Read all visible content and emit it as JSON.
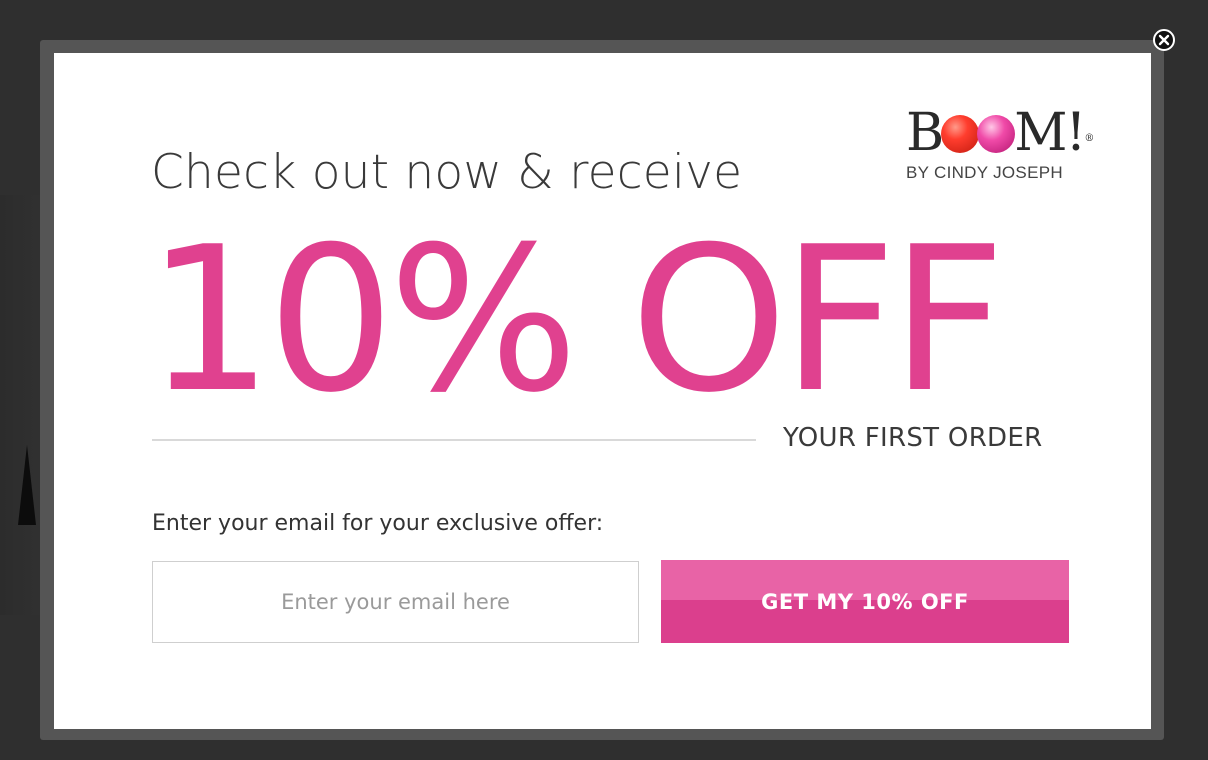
{
  "modal": {
    "headline": "Check out now & receive",
    "offer": "10% OFF",
    "subhead": "YOUR FIRST ORDER",
    "email_prompt": "Enter your email for your exclusive offer:",
    "email_input": {
      "value": "",
      "placeholder": "Enter your email here"
    },
    "cta_label": "GET MY 10% OFF",
    "close_icon": "close-circle-icon"
  },
  "logo": {
    "wordmark_letters": [
      "B",
      "M!"
    ],
    "tagline": "BY CINDY JOSEPH"
  },
  "colors": {
    "accent": "#e0418f",
    "cta_top": "#e863a6",
    "cta_bottom": "#db3f8d",
    "overlay": "#2f2f2f"
  }
}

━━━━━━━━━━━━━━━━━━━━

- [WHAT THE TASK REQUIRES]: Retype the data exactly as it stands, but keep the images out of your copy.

- [RESULT FOR THIS TASK]:
Read all visible content and emit it as JSON.
{
  "modal": {
    "headline": "Check out now & receive",
    "offer": "10% OFF",
    "subhead": "YOUR FIRST ORDER",
    "email_prompt": "Enter your email for your exclusive offer:",
    "email_input": {
      "value": "",
      "placeholder": "Enter your email here"
    },
    "cta_label": "GET MY 10% OFF",
    "close_icon": "close-circle-icon"
  },
  "logo": {
    "wordmark_letters": [
      "B",
      "M!"
    ],
    "tagline": "BY CINDY JOSEPH"
  },
  "colors": {
    "accent": "#e0418f",
    "cta_top": "#e863a6",
    "cta_bottom": "#db3f8d",
    "overlay": "#2f2f2f"
  }
}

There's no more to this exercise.